Medicine is such a standardised degree, regulated by the GMC, who try to make sure that all graduates from every institution are of a very similar standard. It genuinely isn’t going to make a difference if you study Medicine at Oxbridge or not, and there’s more to being a doctor than the academics (which we will touch upon elsewhere)

So why should I go? 🤨

Don’t for a second think that at Medology, we’re anti-Oxbridge, because we’re not! It’s just that our pet peeve is when applicants apply to institutions like these without intention, which is a trap that a few of our team fell into during the time they applied too. We just believe everyone should make an informed decision as to whether they want to apply or not.

From our experiences helping people get in, and fellow medical students, we think the main reason you should consider Oxbridge is…

  • If you really love science, and we mean LOVE it a lot to the extent that you’re fascinated by how things happen on e.g. a molecular level, and regularly try to go beyond your A Level Biology syllabus in school because you’re just that interested in it, then consider Oxbridge. At Oxbridge, students definitely learn a lot more of the basic science underpinning Medicine, which may or may not be the most relevant to clinical practice, but would set you up well for a career in research or academia, if that’s what appeals to you. But having said that, it doesn’t mean you have to go down those lines. Plenty of Oxbridge graduates become GPs for example!

If you like science, but not to the level where e.g. learning about it is like a hobby, and what really draws you to Medicine is the whole patient/interpersonal side of it, then think twice. And if academics aren’t your strength, but you’re still okay at them, then think thrice!

Bear in mind that the workload of Oxbridge medical students is generally much, much higher than a student elsewhere, so satisfying your scientific curiosity will come at a cost. You will need a solid work ethic, and a drive to rise to the challenge to be able to cope.

Think to yourself as well, and be totally totally honest – if Oxbridge wasn’t ‘Oxbridge’, and didn’t have any of the reputation and world standing that it currently has, would you still apply?

How do I get in? 🤩
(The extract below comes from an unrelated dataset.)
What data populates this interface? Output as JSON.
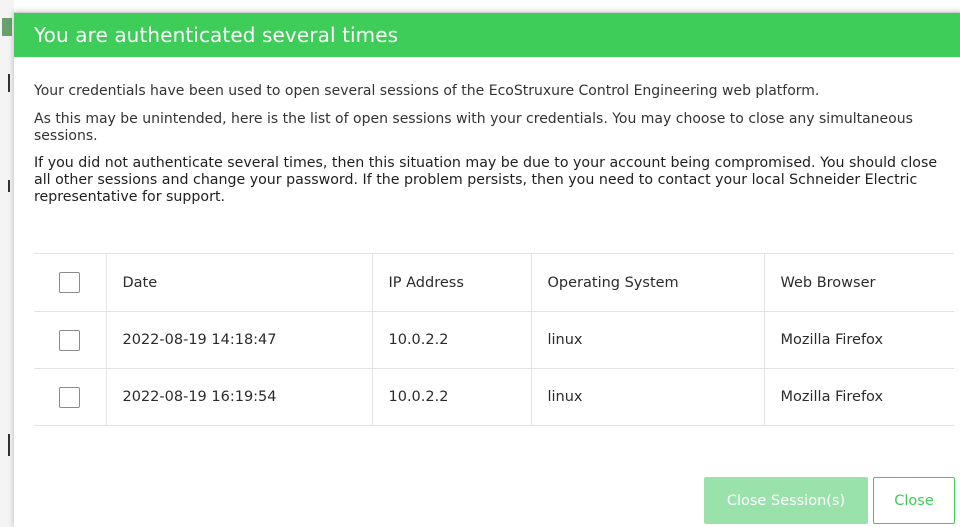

We won’t beat around the bush – it’s difficult. We know many, many, incredibly smart applicants who’ve tried their luck and been rejected, and our team is full of plenty of rejects too. But amongst those who we’ve helped get in, here were the ingredients to their success…

  • Excellent GCSEs – we’re talking 10A* (9-8) and above
  • An excellent BMAT score
  • Brilliant science students – the types of people who really engage in class, think outside the box, and just have a natural thirst for knowledge and understanding.
  • An incredible, disciplined work ethic and stamina for academia

If you don’t have any of these qualities, it doesn’t mean you won’t get in! It will just make the process harder. But ultimately, if you genuinely believe that it’s best for you, and have that drive to make it at all costs, you WILL get in if it’s meant for you. But we do have one piece of advice…

Closing words… 🙏

At the end of the day, your goal should be to study Medicine, not Medicine AT a specific institution. We’re being totally real here – doing so is likely to set you up for disappointment, because most people don’t end up at their first choice university! And that’s fine – NO ONE WE HAVE EVER KNOWN has regretted where they have ended up. It is cliche, but verily, everything happens for a reason, and if you don’t believe us, we’ll ask you again in 3-4 years :)

Ultimately you may still be wondering whether you should apply… well, we can’t answer tha for you. You’re gonna need to think long and hard, educate yourself before making that commitment. But if you do apply, then give it your all!